> **GOAL OF THE EXERCISE**
Make an exact copy of every entry, leaving the pictures out.

***** ENTRIES SUPPLIED *****

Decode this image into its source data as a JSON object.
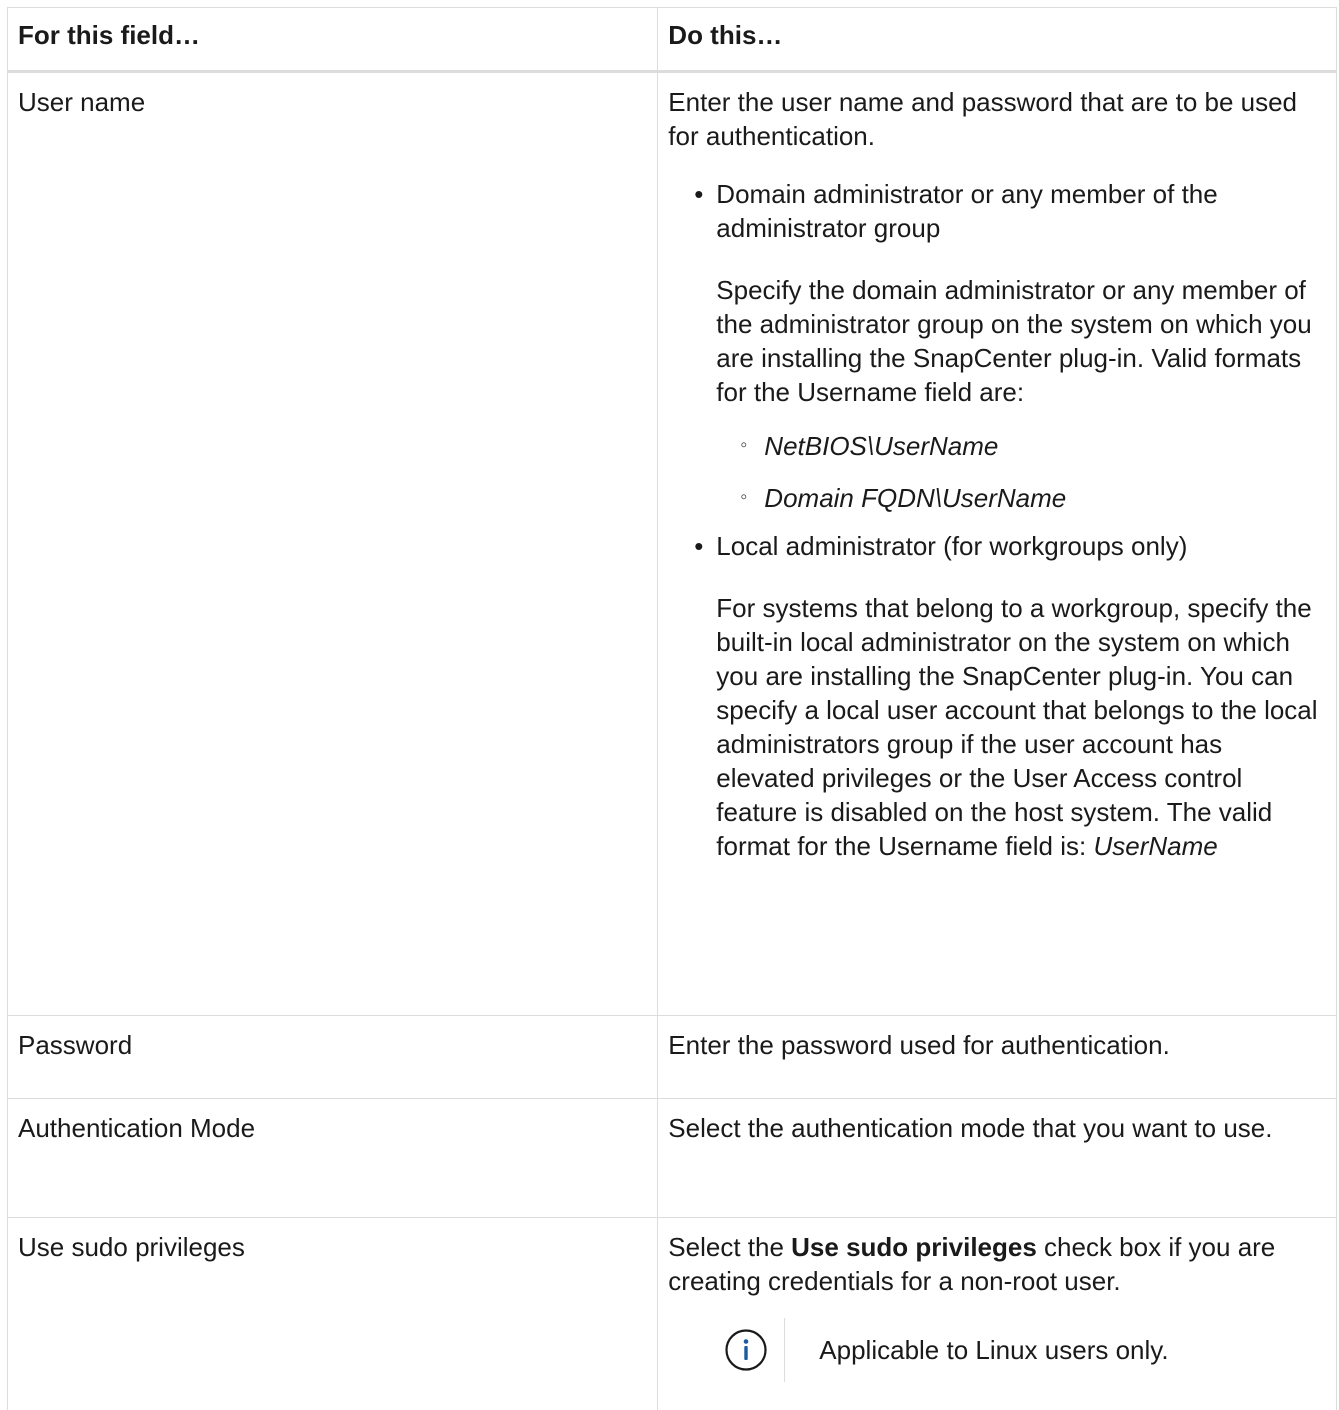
{
  "table": {
    "headers": {
      "field": "For this field…",
      "action": "Do this…"
    },
    "rows": {
      "username": {
        "field": "User name",
        "intro": "Enter the user name and password that are to be used for authentication.",
        "bullet1": {
          "title": "Domain administrator or any member of the administrator group",
          "body": "Specify the domain administrator or any member of the administrator group on the system on which you are installing the SnapCenter plug-in. Valid formats for the Username field are:",
          "formats": [
            "NetBIOS\\UserName",
            "Domain FQDN\\UserName"
          ]
        },
        "bullet2": {
          "title": "Local administrator (for workgroups only)",
          "body": "For systems that belong to a workgroup, specify the built-in local administrator on the system on which you are installing the SnapCenter plug-in. You can specify a local user account that belongs to the local administrators group if the user account has elevated privileges or the User Access control feature is disabled on the host system. The valid format for the Username field is:",
          "format": "UserName"
        }
      },
      "password": {
        "field": "Password",
        "action": "Enter the password used for authentication."
      },
      "authmode": {
        "field": "Authentication Mode",
        "action": "Select the authentication mode that you want to use."
      },
      "sudo": {
        "field": "Use sudo privileges",
        "action_prefix": "Select the ",
        "action_bold": "Use sudo privileges",
        "action_suffix": " check box if you are creating credentials for a non-root user.",
        "note_icon": "info-icon",
        "note": "Applicable to Linux users only."
      }
    }
  },
  "colors": {
    "border": "#dcdcdc",
    "info_icon": "#1a5a9e",
    "text": "#1a1a1a"
  }
}
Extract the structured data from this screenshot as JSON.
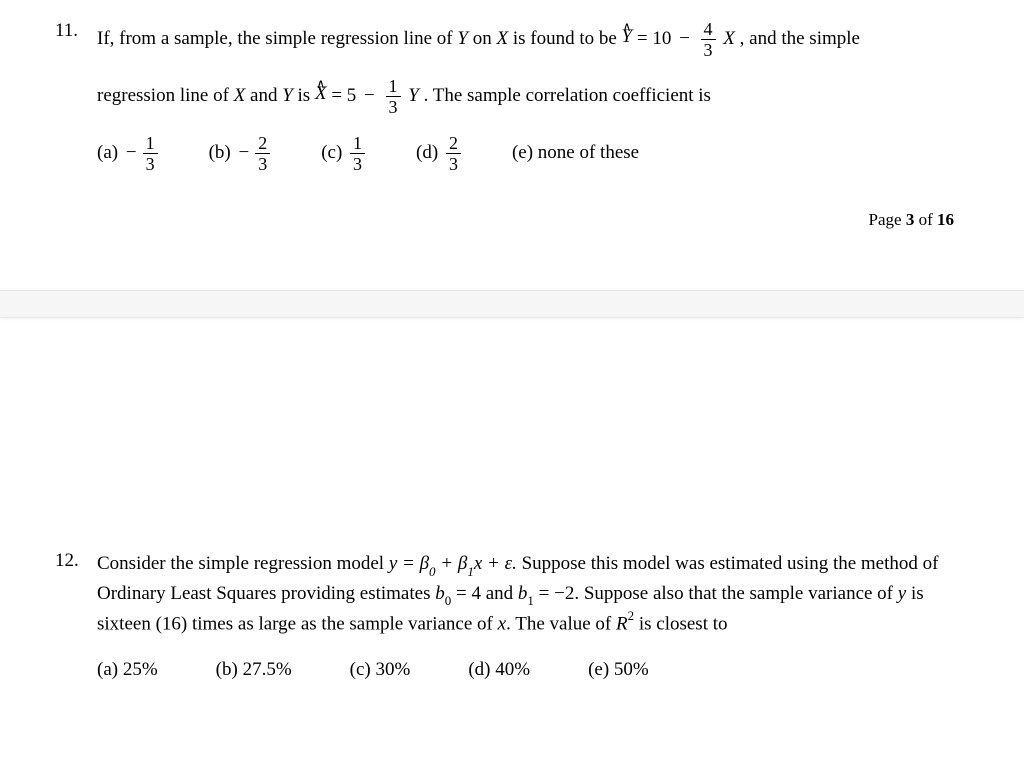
{
  "q11": {
    "number": "11.",
    "text_part1": "If, from a sample, the simple regression line of ",
    "Y": "Y",
    "on": " on ",
    "X": "X",
    "text_part2": " is found to be ",
    "eq1_lhs_var": "Y",
    "eq1_rhs_const": "= 10",
    "eq1_minus": "−",
    "eq1_frac_num": "4",
    "eq1_frac_den": "3",
    "eq1_X": "X",
    "text_part3": ", and the simple",
    "line2_part1": "regression line of ",
    "line2_X": "X",
    "line2_and": " and ",
    "line2_Y": "Y",
    "line2_is": " is ",
    "eq2_lhs_var": "X",
    "eq2_rhs_const": "= 5",
    "eq2_minus": "−",
    "eq2_frac_num": "1",
    "eq2_frac_den": "3",
    "eq2_Y": "Y",
    "line2_part2": ".  The sample correlation coefficient is",
    "options": {
      "a": {
        "label": "(a)",
        "sign": "−",
        "num": "1",
        "den": "3"
      },
      "b": {
        "label": "(b)",
        "sign": "−",
        "num": "2",
        "den": "3"
      },
      "c": {
        "label": "(c)",
        "num": "1",
        "den": "3"
      },
      "d": {
        "label": "(d)",
        "num": "2",
        "den": "3"
      },
      "e": {
        "label": "(e) none of these"
      }
    }
  },
  "page_footer": {
    "prefix": "Page ",
    "current": "3",
    "of": " of ",
    "total": "16"
  },
  "q12": {
    "number": "12.",
    "text1": "Consider the simple regression model ",
    "model": "y = β",
    "sub0": "0",
    "plus": " + β",
    "sub1": "1",
    "xeps": "x + ε. ",
    "text2": " Suppose this model was estimated using the method of Ordinary Least Squares providing estimates ",
    "b0": "b",
    "b0sub": "0",
    "b0eq": " = 4 and ",
    "b1": "b",
    "b1sub": "1",
    "b1eq": " = −2.  Suppose also that the sample variance of ",
    "y": "y",
    "text3": " is sixteen (16) times as large as the sample variance of ",
    "x": "x",
    "text4": ".  The value of ",
    "R": "R",
    "sq": "2",
    "text5": " is closest to",
    "options": {
      "a": "(a) 25%",
      "b": "(b) 27.5%",
      "c": "(c) 30%",
      "d": "(d) 40%",
      "e": "(e) 50%"
    }
  }
}
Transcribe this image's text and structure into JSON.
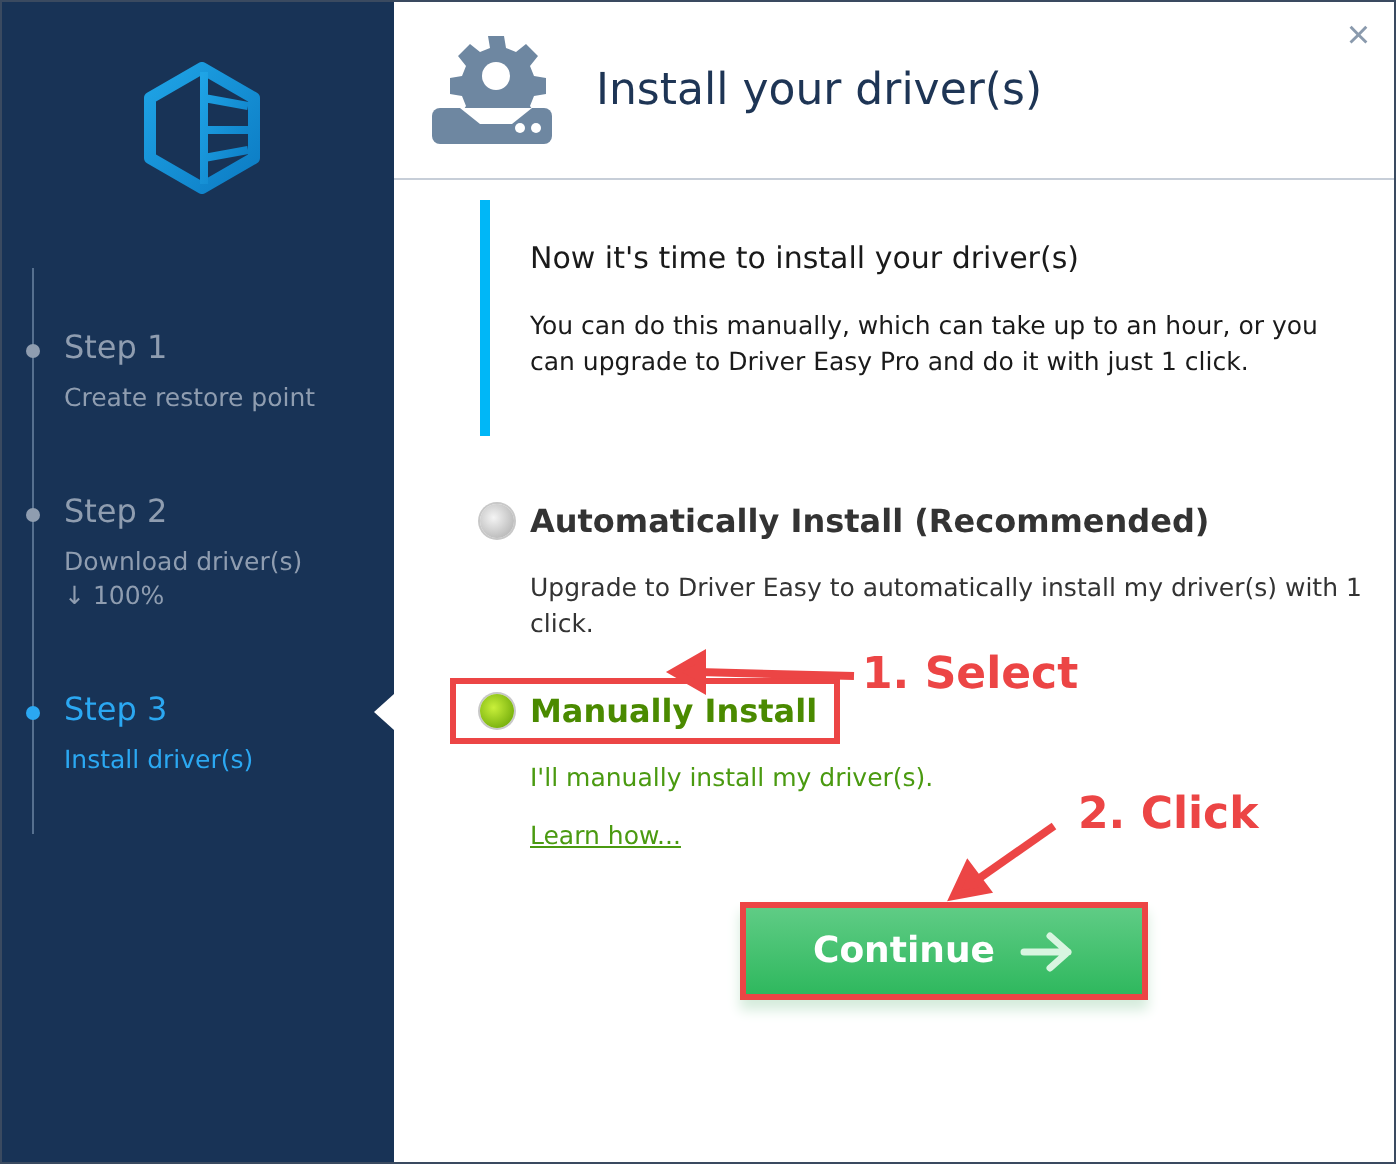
{
  "sidebar": {
    "steps": [
      {
        "title": "Step 1",
        "subtitle": "Create restore point",
        "selected": false
      },
      {
        "title": "Step 2",
        "subtitle": "Download driver(s)",
        "progress": "↓ 100%",
        "selected": false
      },
      {
        "title": "Step 3",
        "subtitle": "Install driver(s)",
        "selected": true
      }
    ]
  },
  "header": {
    "title": "Install your driver(s)",
    "close": "×"
  },
  "info": {
    "heading": "Now it's time to install your driver(s)",
    "body": "You can do this manually, which can take up to an hour, or you can upgrade to Driver Easy Pro and do it with just 1 click."
  },
  "options": [
    {
      "label": "Automatically Install (Recommended)",
      "description": "Upgrade to Driver Easy to automatically install my driver(s) with 1 click.",
      "selected": false,
      "highlighted": false
    },
    {
      "label": "Manually Install",
      "description": "I'll manually install my driver(s).",
      "link": "Learn how...",
      "selected": true,
      "highlighted": true
    }
  ],
  "continue_button": {
    "label": "Continue",
    "highlighted": true
  },
  "annotations": [
    {
      "text": "1. Select"
    },
    {
      "text": "2. Click"
    }
  ]
}
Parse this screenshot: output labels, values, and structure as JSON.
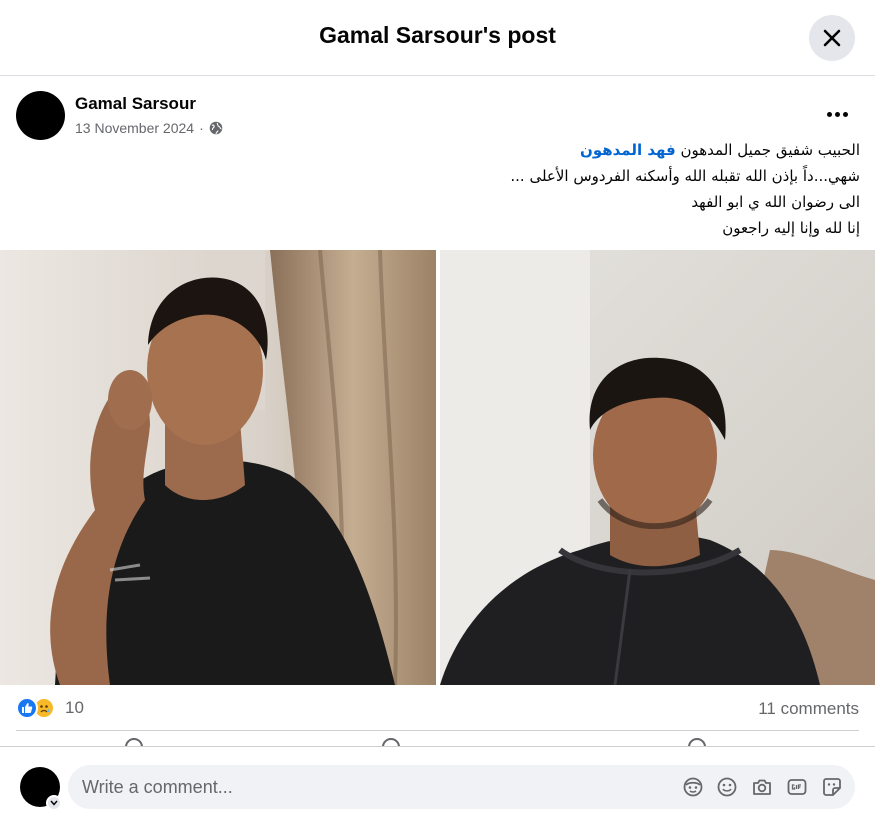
{
  "dialog": {
    "title": "Gamal Sarsour's post"
  },
  "post": {
    "author": "Gamal Sarsour",
    "date": "13 November 2024",
    "separator": "·",
    "privacy_icon": "globe-icon",
    "text_lines": [
      {
        "before": "الحبيب شفيق جميل المدهون ",
        "mention": "فهد المدهون"
      },
      "شهي...داً بإذن الله تقبله الله وأسكنه الفردوس الأعلى ...",
      "الى رضوان الله ي ابو الفهد",
      "إنا لله وإنا إليه راجعون"
    ],
    "photos": [
      {
        "name": "photo-left",
        "subject": "man in black t-shirt holding phone"
      },
      {
        "name": "photo-right",
        "subject": "man in dark hoodie"
      }
    ]
  },
  "stats": {
    "reaction_icons": [
      "like-icon",
      "sad-icon"
    ],
    "reaction_count": "10",
    "comments": "11 comments"
  },
  "composer": {
    "placeholder": "Write a comment...",
    "tools": [
      "avatar-sticker-icon",
      "emoji-icon",
      "camera-icon",
      "gif-icon",
      "sticker-icon"
    ]
  },
  "colors": {
    "accent": "#1877f2",
    "mention": "#0064d1",
    "secondary_text": "#65676b",
    "surface": "#f0f2f5",
    "sad": "#f7b928"
  }
}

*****

> **ANSWER SECTION**
Decode this image into its source data as a JSON object.
{
  "table": {
    "headers": {
      "field": "For this field…",
      "action": "Do this…"
    },
    "rows": {
      "username": {
        "field": "User name",
        "intro": "Enter the user name and password that are to be used for authentication.",
        "bullet1": {
          "title": "Domain administrator or any member of the administrator group",
          "body": "Specify the domain administrator or any member of the administrator group on the system on which you are installing the SnapCenter plug-in. Valid formats for the Username field are:",
          "formats": [
            "NetBIOS\\UserName",
            "Domain FQDN\\UserName"
          ]
        },
        "bullet2": {
          "title": "Local administrator (for workgroups only)",
          "body": "For systems that belong to a workgroup, specify the built-in local administrator on the system on which you are installing the SnapCenter plug-in. You can specify a local user account that belongs to the local administrators group if the user account has elevated privileges or the User Access control feature is disabled on the host system. The valid format for the Username field is:",
          "format": "UserName"
        }
      },
      "password": {
        "field": "Password",
        "action": "Enter the password used for authentication."
      },
      "authmode": {
        "field": "Authentication Mode",
        "action": "Select the authentication mode that you want to use."
      },
      "sudo": {
        "field": "Use sudo privileges",
        "action_prefix": "Select the ",
        "action_bold": "Use sudo privileges",
        "action_suffix": " check box if you are creating credentials for a non-root user.",
        "note_icon": "info-icon",
        "note": "Applicable to Linux users only."
      }
    }
  },
  "colors": {
    "border": "#dcdcdc",
    "info_icon": "#1a5a9e",
    "text": "#1a1a1a"
  }
}
Extract the structured data from this screenshot as JSON.
{
  "q11": {
    "number": "11.",
    "text_part1": "If, from a sample, the simple regression line of ",
    "Y": "Y",
    "on": " on ",
    "X": "X",
    "text_part2": " is found to be ",
    "eq1_lhs_var": "Y",
    "eq1_rhs_const": "= 10",
    "eq1_minus": "−",
    "eq1_frac_num": "4",
    "eq1_frac_den": "3",
    "eq1_X": "X",
    "text_part3": ", and the simple",
    "line2_part1": "regression line of ",
    "line2_X": "X",
    "line2_and": " and ",
    "line2_Y": "Y",
    "line2_is": " is ",
    "eq2_lhs_var": "X",
    "eq2_rhs_const": "= 5",
    "eq2_minus": "−",
    "eq2_frac_num": "1",
    "eq2_frac_den": "3",
    "eq2_Y": "Y",
    "line2_part2": ".  The sample correlation coefficient is",
    "options": {
      "a": {
        "label": "(a)",
        "sign": "−",
        "num": "1",
        "den": "3"
      },
      "b": {
        "label": "(b)",
        "sign": "−",
        "num": "2",
        "den": "3"
      },
      "c": {
        "label": "(c)",
        "num": "1",
        "den": "3"
      },
      "d": {
        "label": "(d)",
        "num": "2",
        "den": "3"
      },
      "e": {
        "label": "(e) none of these"
      }
    }
  },
  "page_footer": {
    "prefix": "Page ",
    "current": "3",
    "of": " of ",
    "total": "16"
  },
  "q12": {
    "number": "12.",
    "text1": "Consider the simple regression model ",
    "model": "y = β",
    "sub0": "0",
    "plus": " + β",
    "sub1": "1",
    "xeps": "x + ε. ",
    "text2": " Suppose this model was estimated using the method of Ordinary Least Squares providing estimates ",
    "b0": "b",
    "b0sub": "0",
    "b0eq": " = 4 and ",
    "b1": "b",
    "b1sub": "1",
    "b1eq": " = −2.  Suppose also that the sample variance of ",
    "y": "y",
    "text3": " is sixteen (16) times as large as the sample variance of ",
    "x": "x",
    "text4": ".  The value of ",
    "R": "R",
    "sq": "2",
    "text5": " is closest to",
    "options": {
      "a": "(a) 25%",
      "b": "(b) 27.5%",
      "c": "(c) 30%",
      "d": "(d) 40%",
      "e": "(e) 50%"
    }
  }
}
Transcribe this image's text and structure into JSON.
{
  "sidebar": {
    "steps": [
      {
        "title": "Step 1",
        "subtitle": "Create restore point",
        "selected": false
      },
      {
        "title": "Step 2",
        "subtitle": "Download driver(s)",
        "progress": "↓ 100%",
        "selected": false
      },
      {
        "title": "Step 3",
        "subtitle": "Install driver(s)",
        "selected": true
      }
    ]
  },
  "header": {
    "title": "Install your driver(s)",
    "close": "×"
  },
  "info": {
    "heading": "Now it's time to install your driver(s)",
    "body": "You can do this manually, which can take up to an hour, or you can upgrade to Driver Easy Pro and do it with just 1 click."
  },
  "options": [
    {
      "label": "Automatically Install (Recommended)",
      "description": "Upgrade to Driver Easy to automatically install my driver(s) with 1 click.",
      "selected": false,
      "highlighted": false
    },
    {
      "label": "Manually Install",
      "description": "I'll manually install my driver(s).",
      "link": "Learn how...",
      "selected": true,
      "highlighted": true
    }
  ],
  "continue_button": {
    "label": "Continue",
    "highlighted": true
  },
  "annotations": [
    {
      "text": "1. Select"
    },
    {
      "text": "2. Click"
    }
  ]
}
Parse this screenshot: output labels, values, and structure as JSON.
{
  "dialog": {
    "title": "Gamal Sarsour's post"
  },
  "post": {
    "author": "Gamal Sarsour",
    "date": "13 November 2024",
    "separator": "·",
    "privacy_icon": "globe-icon",
    "text_lines": [
      {
        "before": "الحبيب شفيق جميل المدهون ",
        "mention": "فهد المدهون"
      },
      "شهي...داً بإذن الله تقبله الله وأسكنه الفردوس الأعلى ...",
      "الى رضوان الله ي ابو الفهد",
      "إنا لله وإنا إليه راجعون"
    ],
    "photos": [
      {
        "name": "photo-left",
        "subject": "man in black t-shirt holding phone"
      },
      {
        "name": "photo-right",
        "subject": "man in dark hoodie"
      }
    ]
  },
  "stats": {
    "reaction_icons": [
      "like-icon",
      "sad-icon"
    ],
    "reaction_count": "10",
    "comments": "11 comments"
  },
  "composer": {
    "placeholder": "Write a comment...",
    "tools": [
      "avatar-sticker-icon",
      "emoji-icon",
      "camera-icon",
      "gif-icon",
      "sticker-icon"
    ]
  },
  "colors": {
    "accent": "#1877f2",
    "mention": "#0064d1",
    "secondary_text": "#65676b",
    "surface": "#f0f2f5",
    "sad": "#f7b928"
  }
}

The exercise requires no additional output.